This map shows the distribution between 1995 and 2016. Data is derived from the Butterflies for the New Millenium dataset via the NBN Gateway

Phenology plot
Species Phenology Plot

Phenology plot

This chart shows the average number of butterflies seen on transects between Arpil and October across all sites (fitted values from a Generalised Additive Model). The blue line gives average counts over the full BMS series (1976 to date) and the red line gives the average for the last year.

Species abundance map


This map shows symbols for the mean abundance at transect sites, with the colour of the symbol reflecting the level of abundance. Means are over all years.
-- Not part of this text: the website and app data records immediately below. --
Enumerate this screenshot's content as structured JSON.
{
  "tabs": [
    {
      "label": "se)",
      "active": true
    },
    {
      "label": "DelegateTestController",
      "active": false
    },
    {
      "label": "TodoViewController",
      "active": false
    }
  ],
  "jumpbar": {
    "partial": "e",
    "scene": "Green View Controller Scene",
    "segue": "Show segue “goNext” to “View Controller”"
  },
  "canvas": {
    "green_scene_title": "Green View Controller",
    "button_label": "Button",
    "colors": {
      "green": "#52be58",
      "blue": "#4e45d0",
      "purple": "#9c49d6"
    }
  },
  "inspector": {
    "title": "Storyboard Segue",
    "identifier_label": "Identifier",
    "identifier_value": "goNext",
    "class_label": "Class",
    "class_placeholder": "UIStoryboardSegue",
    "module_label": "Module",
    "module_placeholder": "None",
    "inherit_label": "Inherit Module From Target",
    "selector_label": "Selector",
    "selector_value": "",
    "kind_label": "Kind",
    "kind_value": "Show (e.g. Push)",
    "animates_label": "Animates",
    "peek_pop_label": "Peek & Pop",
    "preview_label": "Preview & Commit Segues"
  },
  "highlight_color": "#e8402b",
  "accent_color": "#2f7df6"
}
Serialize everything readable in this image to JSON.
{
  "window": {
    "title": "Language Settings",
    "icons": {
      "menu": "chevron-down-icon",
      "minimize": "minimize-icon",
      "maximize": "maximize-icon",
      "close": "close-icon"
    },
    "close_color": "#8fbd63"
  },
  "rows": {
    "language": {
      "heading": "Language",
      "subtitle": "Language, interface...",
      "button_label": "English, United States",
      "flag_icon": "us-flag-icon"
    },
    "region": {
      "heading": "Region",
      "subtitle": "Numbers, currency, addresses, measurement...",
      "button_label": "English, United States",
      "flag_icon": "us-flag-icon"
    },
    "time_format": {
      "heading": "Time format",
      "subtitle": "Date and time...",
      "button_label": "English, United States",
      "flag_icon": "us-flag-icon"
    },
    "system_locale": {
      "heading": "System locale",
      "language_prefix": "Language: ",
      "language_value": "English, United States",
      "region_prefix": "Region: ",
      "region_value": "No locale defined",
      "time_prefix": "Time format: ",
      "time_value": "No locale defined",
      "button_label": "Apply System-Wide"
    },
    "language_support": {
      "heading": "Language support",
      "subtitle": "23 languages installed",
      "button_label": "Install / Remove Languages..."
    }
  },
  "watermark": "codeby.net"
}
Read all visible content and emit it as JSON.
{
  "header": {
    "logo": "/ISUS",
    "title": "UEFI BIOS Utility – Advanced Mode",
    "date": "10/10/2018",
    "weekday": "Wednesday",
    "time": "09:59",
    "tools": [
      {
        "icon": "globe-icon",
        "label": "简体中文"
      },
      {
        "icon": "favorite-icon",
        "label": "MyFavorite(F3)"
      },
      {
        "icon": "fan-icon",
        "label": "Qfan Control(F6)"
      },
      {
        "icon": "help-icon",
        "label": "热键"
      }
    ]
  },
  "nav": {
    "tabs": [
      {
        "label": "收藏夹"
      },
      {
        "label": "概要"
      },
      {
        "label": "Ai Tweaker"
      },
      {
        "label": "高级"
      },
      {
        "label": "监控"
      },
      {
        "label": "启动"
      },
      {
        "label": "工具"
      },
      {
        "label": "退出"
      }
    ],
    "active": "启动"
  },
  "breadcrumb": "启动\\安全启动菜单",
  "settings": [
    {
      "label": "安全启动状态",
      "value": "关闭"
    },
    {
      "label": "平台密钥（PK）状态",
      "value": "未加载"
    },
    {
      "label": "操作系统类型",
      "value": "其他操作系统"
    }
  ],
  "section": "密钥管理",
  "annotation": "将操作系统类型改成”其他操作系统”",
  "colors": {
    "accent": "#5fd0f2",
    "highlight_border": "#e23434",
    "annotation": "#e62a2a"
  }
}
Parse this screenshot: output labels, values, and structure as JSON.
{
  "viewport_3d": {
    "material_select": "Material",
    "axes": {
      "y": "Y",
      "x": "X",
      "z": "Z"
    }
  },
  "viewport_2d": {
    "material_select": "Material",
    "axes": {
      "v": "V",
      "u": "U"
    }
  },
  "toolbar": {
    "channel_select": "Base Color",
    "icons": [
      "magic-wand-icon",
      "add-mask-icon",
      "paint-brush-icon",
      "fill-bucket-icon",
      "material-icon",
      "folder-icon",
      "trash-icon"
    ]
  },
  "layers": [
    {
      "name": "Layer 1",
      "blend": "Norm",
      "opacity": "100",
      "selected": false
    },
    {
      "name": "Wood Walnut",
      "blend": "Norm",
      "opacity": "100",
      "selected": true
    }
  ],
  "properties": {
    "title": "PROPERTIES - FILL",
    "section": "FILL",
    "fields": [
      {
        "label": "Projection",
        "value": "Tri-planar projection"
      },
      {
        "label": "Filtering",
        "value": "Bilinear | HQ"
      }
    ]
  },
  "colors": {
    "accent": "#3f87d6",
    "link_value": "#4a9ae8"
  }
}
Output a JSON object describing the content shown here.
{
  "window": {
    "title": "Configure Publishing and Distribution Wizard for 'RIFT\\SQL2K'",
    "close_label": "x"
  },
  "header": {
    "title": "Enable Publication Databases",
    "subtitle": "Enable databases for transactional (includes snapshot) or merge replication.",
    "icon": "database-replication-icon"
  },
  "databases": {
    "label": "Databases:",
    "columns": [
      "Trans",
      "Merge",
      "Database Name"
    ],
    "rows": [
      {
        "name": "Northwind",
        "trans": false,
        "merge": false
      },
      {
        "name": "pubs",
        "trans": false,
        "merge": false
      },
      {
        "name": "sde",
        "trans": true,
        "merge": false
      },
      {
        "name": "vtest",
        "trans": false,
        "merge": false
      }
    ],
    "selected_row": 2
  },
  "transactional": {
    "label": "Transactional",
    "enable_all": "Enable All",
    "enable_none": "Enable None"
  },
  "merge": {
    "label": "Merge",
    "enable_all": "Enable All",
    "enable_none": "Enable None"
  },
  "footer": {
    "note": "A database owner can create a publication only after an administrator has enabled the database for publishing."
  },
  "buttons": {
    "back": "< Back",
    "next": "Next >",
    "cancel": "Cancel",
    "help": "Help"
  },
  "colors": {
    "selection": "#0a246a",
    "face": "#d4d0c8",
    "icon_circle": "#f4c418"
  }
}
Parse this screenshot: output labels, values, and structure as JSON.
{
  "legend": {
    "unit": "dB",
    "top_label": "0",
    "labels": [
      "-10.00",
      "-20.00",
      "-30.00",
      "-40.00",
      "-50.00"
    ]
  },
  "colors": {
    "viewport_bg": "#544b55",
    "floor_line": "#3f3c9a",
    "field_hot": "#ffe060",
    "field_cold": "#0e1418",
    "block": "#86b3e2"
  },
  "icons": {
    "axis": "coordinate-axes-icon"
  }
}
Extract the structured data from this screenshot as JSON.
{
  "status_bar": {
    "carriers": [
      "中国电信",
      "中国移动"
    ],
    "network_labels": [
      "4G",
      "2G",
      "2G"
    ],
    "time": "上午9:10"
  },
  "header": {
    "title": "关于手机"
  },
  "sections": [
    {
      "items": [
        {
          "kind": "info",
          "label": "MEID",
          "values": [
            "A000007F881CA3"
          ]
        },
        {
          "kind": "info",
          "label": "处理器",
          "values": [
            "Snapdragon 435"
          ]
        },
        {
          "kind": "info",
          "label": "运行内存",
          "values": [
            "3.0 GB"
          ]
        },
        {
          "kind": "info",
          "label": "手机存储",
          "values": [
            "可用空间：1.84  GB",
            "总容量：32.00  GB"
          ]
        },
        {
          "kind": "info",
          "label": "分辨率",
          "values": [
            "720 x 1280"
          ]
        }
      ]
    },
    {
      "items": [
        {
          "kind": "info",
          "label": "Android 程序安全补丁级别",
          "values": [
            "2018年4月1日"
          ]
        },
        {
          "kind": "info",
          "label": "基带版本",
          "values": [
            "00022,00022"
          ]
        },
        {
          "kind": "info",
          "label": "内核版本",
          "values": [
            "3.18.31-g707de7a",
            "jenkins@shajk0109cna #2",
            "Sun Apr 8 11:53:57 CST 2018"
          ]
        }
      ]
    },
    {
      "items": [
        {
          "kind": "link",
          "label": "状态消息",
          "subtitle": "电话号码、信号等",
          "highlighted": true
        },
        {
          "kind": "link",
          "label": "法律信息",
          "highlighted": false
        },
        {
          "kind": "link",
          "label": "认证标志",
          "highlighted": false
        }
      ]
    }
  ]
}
Grey background squares are the occupied cells as shown by the Butterflies for the New Millenium over the previous ten year period.


In total, Large Skipper has been recorded from 816 transects in the Butterfly Monitoring Scheme. Of these, annual indices of abundance have been calculated from 933 sites, with an average index of 25 individuals per site.

For 450 of these sites, Large Skipper has been recorded well enough to calculate annual indices of abundance in more years, allowing trends to be calculated.

In 2018, 12482 individuals were recorded from 508 sites, producing annual indices at 414 of these.

The UK Butterfly Monitoring Scheme is organized and funded by Butterfly Conservation (BC), the Centre for Ecology and Hydrology (CEH), the British Trust for Ornithology (BTO), and the Joint Nature Conservation Committee (JNCC). The UKBMS is indebted to all volunteers who contribute data to the scheme.